◆ **What needs to be done**
Print exactly the line that contains "Read all visible content and emit it as JSON." along with every line beneath it to the end of the records below, and omit pictures.

═══

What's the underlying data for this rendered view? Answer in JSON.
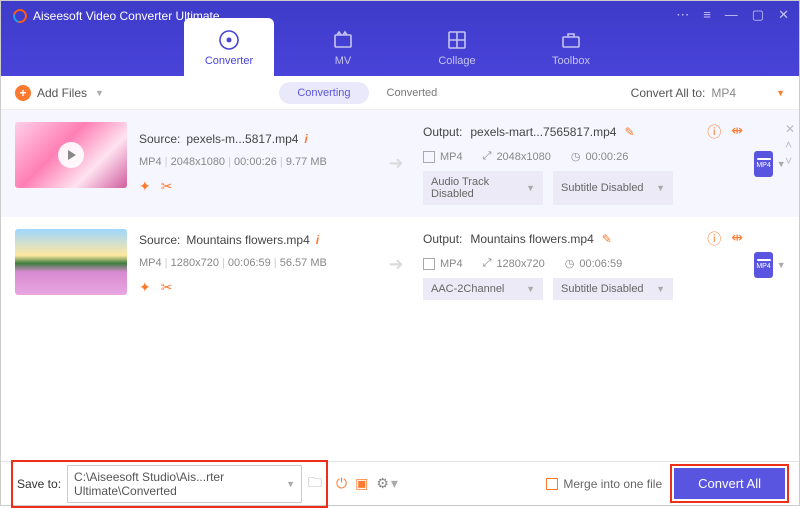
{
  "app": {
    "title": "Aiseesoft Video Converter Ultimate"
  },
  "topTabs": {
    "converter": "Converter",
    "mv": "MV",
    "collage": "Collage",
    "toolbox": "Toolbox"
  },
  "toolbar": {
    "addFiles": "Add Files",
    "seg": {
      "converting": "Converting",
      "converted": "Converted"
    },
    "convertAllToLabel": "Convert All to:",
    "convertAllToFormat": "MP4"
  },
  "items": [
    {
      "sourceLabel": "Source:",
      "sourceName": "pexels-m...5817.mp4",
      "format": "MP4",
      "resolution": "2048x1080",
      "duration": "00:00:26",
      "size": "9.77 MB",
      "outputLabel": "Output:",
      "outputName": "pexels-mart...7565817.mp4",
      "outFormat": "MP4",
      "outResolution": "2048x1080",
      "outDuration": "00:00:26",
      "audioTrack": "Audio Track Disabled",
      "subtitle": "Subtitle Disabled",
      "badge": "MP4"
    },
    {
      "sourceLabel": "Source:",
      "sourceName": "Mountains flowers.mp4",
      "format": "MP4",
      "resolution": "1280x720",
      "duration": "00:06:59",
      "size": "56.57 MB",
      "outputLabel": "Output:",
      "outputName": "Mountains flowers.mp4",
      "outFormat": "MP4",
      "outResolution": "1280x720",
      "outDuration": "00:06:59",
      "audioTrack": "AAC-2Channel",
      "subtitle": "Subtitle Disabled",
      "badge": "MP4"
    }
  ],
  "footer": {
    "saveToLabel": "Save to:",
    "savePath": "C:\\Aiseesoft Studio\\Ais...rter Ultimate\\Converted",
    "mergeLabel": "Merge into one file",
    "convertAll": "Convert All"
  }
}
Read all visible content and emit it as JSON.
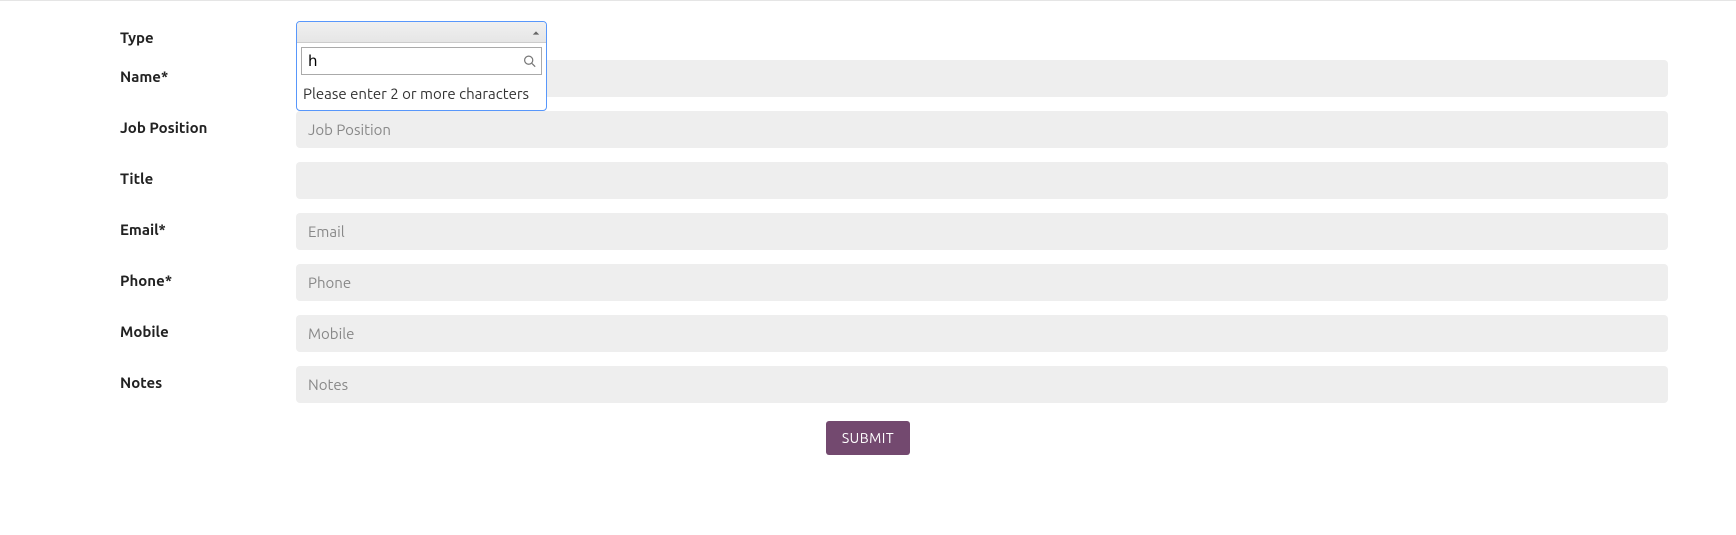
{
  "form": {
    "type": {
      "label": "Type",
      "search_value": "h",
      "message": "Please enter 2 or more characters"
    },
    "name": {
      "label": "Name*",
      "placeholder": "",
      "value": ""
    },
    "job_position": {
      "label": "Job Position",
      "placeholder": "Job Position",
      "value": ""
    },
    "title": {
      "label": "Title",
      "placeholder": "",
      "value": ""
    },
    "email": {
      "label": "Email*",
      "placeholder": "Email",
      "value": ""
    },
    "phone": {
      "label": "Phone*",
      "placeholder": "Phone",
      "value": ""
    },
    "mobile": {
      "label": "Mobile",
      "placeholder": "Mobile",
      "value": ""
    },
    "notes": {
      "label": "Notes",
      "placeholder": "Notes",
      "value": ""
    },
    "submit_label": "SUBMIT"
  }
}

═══

◆ **Solution to the problem**
Read all visible content and emit it as JSON.
{
  "form": {
    "type": {
      "label": "Type",
      "search_value": "h",
      "message": "Please enter 2 or more characters"
    },
    "name": {
      "label": "Name*",
      "placeholder": "",
      "value": ""
    },
    "job_position": {
      "label": "Job Position",
      "placeholder": "Job Position",
      "value": ""
    },
    "title": {
      "label": "Title",
      "placeholder": "",
      "value": ""
    },
    "email": {
      "label": "Email*",
      "placeholder": "Email",
      "value": ""
    },
    "phone": {
      "label": "Phone*",
      "placeholder": "Phone",
      "value": ""
    },
    "mobile": {
      "label": "Mobile",
      "placeholder": "Mobile",
      "value": ""
    },
    "notes": {
      "label": "Notes",
      "placeholder": "Notes",
      "value": ""
    },
    "submit_label": "SUBMIT"
  }
}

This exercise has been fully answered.